#### [What you need to do]
In the listing below, count each line containing "time" and answer with the count only.
▬▬▬
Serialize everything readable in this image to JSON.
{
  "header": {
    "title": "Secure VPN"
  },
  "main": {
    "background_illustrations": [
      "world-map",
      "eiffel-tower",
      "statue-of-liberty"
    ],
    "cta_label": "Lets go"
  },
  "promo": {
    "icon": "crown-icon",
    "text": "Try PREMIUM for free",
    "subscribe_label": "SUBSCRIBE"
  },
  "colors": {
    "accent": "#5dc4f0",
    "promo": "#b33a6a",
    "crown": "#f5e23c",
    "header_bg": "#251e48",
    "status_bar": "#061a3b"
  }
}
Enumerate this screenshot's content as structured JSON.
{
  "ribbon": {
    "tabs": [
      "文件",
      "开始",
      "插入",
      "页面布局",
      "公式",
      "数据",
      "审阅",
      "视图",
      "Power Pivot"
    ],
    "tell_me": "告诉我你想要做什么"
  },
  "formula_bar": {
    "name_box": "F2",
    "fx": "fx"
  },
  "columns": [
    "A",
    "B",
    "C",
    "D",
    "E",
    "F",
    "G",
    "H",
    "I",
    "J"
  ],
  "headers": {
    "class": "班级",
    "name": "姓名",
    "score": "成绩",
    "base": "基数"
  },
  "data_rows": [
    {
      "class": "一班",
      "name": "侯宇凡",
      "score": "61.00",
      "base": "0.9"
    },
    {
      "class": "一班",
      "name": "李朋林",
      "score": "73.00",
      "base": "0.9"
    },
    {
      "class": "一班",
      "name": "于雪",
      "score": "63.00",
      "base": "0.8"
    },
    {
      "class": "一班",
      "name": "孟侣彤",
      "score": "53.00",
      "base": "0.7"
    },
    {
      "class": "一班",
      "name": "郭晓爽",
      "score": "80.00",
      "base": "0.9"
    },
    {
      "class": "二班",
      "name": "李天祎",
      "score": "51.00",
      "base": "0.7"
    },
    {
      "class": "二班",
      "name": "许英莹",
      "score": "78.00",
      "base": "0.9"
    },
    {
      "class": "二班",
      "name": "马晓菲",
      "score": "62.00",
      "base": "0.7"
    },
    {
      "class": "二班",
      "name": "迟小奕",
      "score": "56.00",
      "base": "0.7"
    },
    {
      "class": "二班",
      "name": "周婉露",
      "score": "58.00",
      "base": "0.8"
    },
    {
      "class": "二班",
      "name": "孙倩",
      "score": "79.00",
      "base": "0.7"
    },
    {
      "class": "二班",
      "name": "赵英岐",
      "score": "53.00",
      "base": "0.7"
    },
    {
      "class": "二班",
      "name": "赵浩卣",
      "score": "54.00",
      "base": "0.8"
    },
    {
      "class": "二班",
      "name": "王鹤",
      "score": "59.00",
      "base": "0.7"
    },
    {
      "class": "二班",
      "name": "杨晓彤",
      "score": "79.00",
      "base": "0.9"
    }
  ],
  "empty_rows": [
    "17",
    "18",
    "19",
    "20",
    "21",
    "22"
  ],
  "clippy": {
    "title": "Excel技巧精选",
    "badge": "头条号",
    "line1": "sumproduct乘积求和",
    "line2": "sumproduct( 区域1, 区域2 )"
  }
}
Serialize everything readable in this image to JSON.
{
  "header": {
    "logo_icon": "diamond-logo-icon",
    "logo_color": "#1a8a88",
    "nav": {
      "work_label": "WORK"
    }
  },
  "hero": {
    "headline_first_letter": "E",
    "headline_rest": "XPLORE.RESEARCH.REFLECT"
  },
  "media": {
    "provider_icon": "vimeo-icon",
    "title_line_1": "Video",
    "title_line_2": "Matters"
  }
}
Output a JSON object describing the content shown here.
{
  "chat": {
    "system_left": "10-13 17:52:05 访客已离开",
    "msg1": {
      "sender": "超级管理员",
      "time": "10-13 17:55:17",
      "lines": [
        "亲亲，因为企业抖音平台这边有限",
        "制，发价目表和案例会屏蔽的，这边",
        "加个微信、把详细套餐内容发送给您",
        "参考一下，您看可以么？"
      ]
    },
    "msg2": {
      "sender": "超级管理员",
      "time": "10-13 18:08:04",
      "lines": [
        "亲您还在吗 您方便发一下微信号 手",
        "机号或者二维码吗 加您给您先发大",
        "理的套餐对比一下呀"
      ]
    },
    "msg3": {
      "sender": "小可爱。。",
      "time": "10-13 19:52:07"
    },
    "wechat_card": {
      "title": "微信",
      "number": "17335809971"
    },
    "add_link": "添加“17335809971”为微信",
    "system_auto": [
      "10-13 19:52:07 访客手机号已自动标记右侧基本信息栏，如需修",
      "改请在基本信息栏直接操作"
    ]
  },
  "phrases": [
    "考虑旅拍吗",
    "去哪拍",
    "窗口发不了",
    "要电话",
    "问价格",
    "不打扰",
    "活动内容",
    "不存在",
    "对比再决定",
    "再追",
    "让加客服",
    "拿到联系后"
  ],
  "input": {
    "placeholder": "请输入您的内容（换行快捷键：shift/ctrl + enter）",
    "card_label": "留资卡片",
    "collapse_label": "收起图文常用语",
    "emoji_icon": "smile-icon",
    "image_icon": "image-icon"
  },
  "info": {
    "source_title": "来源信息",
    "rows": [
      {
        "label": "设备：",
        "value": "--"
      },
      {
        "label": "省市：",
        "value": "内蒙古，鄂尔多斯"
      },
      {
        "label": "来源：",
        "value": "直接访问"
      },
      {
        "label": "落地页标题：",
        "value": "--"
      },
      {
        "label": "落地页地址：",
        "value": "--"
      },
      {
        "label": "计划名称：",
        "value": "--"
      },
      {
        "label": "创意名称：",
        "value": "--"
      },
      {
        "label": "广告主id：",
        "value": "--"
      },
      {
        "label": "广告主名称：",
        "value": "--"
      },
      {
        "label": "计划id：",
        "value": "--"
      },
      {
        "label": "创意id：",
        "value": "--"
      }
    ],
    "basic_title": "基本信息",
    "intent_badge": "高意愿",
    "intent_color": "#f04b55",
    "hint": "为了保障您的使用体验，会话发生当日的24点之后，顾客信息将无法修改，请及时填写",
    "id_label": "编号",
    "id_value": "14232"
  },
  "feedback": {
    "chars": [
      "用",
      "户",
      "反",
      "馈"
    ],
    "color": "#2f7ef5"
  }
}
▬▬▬
#### [Answer to this problem]
3